For many, a love of cars is developed sat on the sofa or in the cinema. Way before we’re old enough to drive we watch TV shows and films centred around characters who drive the coolest of cars, hoping one day that will be us. Occasionally the cars become classics, eclipsing the stars and the storyline. Here are just a few iconic cars you may remember…
Lincoln Futura Batmobile – Batman
The Batmobile has experienced several upgrades over the years and yet each version is instantly recognisable to most. The first drivable car considered the Batmobile, and possibly the most iconic was used for the 1966 Batman TV series. The Lincoln Futura was a concept car created in the ’50s and promoted by Ford Lincoln. After being displayed in car shows throughout 1955, the Futura was modified by Hollywood custom car designer George Barris. He then loaned the Futura out to the TV studio for the filming of the series, remaining the sole owner for many years.
Mini Cooper – The Italian Job
Believe it or not Michael Caine was hired as the star of The Italian Job without holding a driving licence and actually learned how to drive on set. What with that and the fact Mini was new at the time, it all could have gone so wrong. Yet it didn’t. The 1969 film is still seen as an iconic part of British popular culture, in many ways thanks to the Mini Cooper.
1975 Ford Gran Torino – Starsky and Hutch
The standout Ford Gran Torino used for popular detective series Starsky and Hutch saw a fad for replica paint jobs of the now-famous bright red and white vector stripes. Paul Michael Glaser (the actor who played Starsky) may have hated the colours, nicknaming it “the striped tomato”, however for many fans of the show the iconic car evokes 70’s nostalgia for hot Californian summers.
Aston Martin DB5 – Goldfinger

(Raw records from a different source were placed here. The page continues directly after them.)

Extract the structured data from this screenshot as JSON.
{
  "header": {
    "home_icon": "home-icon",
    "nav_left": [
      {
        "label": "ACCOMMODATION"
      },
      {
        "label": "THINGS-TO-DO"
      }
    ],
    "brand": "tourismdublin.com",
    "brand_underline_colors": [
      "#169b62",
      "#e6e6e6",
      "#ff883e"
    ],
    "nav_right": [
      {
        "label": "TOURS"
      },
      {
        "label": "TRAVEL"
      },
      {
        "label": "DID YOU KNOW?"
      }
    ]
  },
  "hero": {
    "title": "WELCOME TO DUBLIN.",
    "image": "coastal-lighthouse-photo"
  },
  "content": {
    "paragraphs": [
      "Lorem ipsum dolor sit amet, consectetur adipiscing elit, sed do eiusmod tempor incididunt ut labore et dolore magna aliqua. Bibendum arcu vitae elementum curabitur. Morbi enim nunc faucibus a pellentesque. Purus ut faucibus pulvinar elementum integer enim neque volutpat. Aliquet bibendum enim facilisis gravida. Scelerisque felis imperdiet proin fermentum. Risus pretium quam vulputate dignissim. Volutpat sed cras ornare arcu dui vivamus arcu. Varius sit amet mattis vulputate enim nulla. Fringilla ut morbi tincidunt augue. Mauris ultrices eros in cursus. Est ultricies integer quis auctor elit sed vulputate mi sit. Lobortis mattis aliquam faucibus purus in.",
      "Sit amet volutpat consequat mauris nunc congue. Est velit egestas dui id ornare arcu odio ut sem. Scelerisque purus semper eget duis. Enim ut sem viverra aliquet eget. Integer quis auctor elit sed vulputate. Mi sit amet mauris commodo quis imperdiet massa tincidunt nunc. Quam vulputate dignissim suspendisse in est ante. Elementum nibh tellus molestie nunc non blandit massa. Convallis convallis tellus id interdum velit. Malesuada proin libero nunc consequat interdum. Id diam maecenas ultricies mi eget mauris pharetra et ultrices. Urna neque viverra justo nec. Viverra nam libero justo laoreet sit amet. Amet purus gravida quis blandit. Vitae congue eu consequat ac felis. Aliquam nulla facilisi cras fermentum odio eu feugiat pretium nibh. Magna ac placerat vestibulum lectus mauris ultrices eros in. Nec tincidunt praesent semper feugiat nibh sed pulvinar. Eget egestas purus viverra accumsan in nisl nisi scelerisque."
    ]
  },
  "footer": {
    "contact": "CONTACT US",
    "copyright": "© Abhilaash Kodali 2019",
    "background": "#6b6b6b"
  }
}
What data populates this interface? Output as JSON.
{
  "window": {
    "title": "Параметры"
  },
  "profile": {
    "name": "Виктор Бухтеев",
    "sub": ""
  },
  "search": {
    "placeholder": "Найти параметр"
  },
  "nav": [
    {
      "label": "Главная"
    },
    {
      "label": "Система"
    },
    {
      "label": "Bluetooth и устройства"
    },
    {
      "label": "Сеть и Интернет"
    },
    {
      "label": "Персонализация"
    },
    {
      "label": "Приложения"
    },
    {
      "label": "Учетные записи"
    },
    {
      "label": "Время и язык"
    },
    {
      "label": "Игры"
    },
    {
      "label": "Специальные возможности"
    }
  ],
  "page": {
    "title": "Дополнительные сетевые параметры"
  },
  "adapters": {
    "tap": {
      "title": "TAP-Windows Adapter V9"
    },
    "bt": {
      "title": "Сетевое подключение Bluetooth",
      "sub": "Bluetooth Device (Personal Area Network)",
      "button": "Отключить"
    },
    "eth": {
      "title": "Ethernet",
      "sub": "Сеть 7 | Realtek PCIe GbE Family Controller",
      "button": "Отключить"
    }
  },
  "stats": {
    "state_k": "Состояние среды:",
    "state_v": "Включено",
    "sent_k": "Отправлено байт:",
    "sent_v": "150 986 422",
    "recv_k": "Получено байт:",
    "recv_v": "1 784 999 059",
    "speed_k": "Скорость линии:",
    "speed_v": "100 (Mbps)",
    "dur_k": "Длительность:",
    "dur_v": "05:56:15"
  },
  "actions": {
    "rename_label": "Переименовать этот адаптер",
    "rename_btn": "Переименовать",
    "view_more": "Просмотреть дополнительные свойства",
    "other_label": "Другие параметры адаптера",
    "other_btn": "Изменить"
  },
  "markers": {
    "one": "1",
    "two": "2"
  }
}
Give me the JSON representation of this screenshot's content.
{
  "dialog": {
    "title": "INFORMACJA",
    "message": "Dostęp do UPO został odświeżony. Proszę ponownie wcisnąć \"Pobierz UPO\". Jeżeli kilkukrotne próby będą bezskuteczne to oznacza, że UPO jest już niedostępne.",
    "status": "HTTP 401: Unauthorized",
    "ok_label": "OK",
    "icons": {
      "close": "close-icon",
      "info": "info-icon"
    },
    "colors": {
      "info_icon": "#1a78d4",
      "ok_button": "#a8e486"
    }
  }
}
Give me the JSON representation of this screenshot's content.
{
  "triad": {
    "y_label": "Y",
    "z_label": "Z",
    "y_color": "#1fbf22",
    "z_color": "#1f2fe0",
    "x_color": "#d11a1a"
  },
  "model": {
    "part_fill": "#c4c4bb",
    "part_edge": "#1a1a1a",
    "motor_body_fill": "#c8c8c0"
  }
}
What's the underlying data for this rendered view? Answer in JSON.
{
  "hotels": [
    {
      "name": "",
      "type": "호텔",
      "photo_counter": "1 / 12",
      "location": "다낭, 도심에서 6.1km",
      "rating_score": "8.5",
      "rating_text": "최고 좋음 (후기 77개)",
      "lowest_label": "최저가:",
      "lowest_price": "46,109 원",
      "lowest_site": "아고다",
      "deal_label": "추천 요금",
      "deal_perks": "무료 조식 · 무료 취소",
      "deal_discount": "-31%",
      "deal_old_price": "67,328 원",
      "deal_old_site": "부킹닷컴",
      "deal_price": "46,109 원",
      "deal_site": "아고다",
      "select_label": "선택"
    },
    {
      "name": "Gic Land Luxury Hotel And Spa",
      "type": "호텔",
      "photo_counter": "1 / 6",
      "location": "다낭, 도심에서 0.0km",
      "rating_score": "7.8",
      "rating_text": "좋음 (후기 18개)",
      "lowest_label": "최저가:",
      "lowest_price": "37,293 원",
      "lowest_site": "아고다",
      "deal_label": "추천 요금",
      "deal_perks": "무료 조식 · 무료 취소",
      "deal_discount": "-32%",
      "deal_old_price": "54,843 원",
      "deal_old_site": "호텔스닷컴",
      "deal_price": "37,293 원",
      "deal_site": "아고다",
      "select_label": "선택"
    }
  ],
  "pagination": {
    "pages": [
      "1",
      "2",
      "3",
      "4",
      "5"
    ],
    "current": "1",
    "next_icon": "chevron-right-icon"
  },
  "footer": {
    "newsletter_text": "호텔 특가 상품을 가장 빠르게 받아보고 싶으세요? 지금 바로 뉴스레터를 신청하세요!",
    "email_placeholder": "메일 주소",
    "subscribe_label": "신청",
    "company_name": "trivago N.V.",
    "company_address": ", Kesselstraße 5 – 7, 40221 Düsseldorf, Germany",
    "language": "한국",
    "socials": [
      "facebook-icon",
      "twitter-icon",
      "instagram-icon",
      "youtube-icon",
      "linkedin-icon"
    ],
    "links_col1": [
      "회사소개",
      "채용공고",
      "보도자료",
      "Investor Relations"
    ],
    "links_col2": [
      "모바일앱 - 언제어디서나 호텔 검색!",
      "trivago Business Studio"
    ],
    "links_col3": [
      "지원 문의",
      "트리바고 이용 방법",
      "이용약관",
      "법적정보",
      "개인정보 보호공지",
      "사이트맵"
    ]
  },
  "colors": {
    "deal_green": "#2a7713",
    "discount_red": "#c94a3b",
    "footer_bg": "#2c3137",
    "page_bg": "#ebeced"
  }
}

The third James Bond film was released in 1964 and introduced the Aston Martin DB5 which had been fitted out with all 007 could ever need. Still boasting pop-out machine guns, a bullet-proof shield and tyre slashers, the classic car was sold at a Sotheby’s auction for an astounding $6.4million (£5.3million) just last week.